Syk and Fyn are required by mouse megakaryocytes for the rise in intracellular calcium induced by a collagen-related peptide.
Melford SK., Turner M., Briddon SJ., Tybulewicz VL., Watson SP.
Stimulation of platelets by collagen leads to activation of a tyrosine kinase cascade resulting in secretion and aggregation. We have recently shown that this pathway involves rapid tyrosine phosphorylation of an Fc receptor gamma chain, which contains an immunoreceptor tyrosine-based activation motif (ITAM), enabling interaction with the tandem SH2 domains of the tyrosine kinase Syk. Activation of Syk lies upstream of tyrosine phosphorylation of phospholipase Cgamma2. In the present study we sought to test directly the role of the ITAM/Syk interaction and the role of the Src-related kinases in collagen receptor signaling using mouse megakaryocytes. We demonstrate that the calcium-mobilizing action of a collagen-related peptide (CRP) is kinase-dependent, inhibited by the microinjection of the tandem SH2 domains of Syk and abolished in Syk-deficient mice. Furthermore, the CRP response is abolished by the Src family kinase inhibitor PP1 and inhibited in Fyn-deficient mice. In contrast, the calcium response to the G-protein-linked receptor agonist thrombin is not significantly altered under these conditions.
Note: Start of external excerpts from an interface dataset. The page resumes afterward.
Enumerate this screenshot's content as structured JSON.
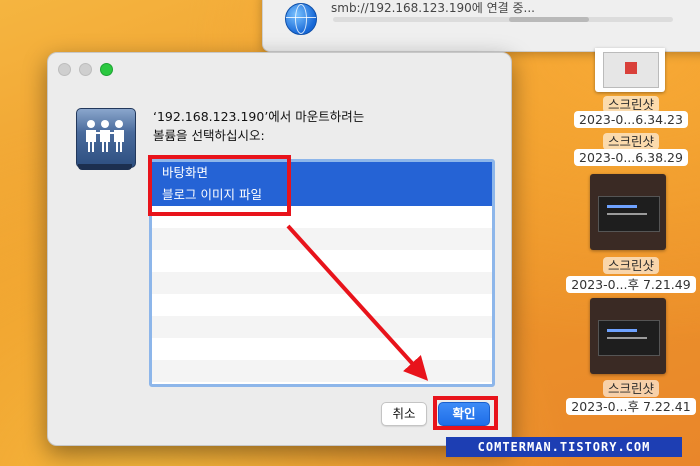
{
  "connection": {
    "url_text": "smb://192.168.123.190에 연결 중..."
  },
  "desktop": {
    "items": [
      {
        "name": "스크린샷",
        "date": "2023-0...6.34.23"
      },
      {
        "name": "스크린샷",
        "date": "2023-0...6.38.29"
      },
      {
        "name": "스크린샷",
        "date": "2023-0...후 7.21.49"
      },
      {
        "name": "스크린샷",
        "date": "2023-0...후 7.22.41"
      }
    ]
  },
  "dialog": {
    "message_line1": "‘192.168.123.190’에서 마운트하려는",
    "message_line2": "볼륨을 선택하십시오:",
    "volumes": [
      "바탕화면",
      "블로그 이미지 파일"
    ],
    "cancel_label": "취소",
    "ok_label": "확인"
  },
  "watermark": "COMTERMAN.TISTORY.COM",
  "colors": {
    "selection": "#2563d5",
    "highlight_red": "#e8131b",
    "ok_button": "#1f6ee8"
  }
}
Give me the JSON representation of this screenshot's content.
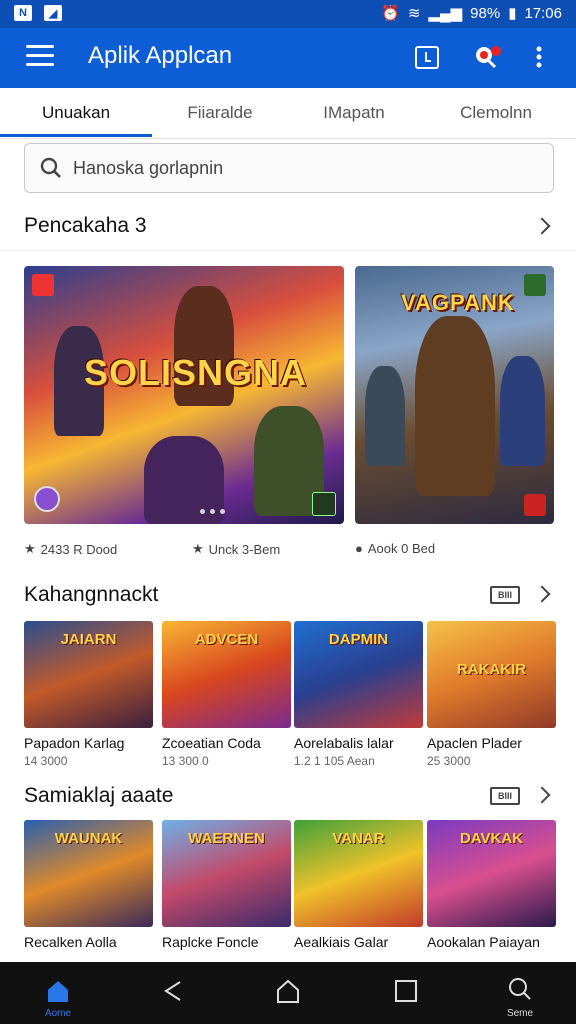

These results provide direct evidence of the functional importance of Fyn and Syk in collagen receptor signaling and support the megakaryocyte as a model for the study of proteins involved in this pathway.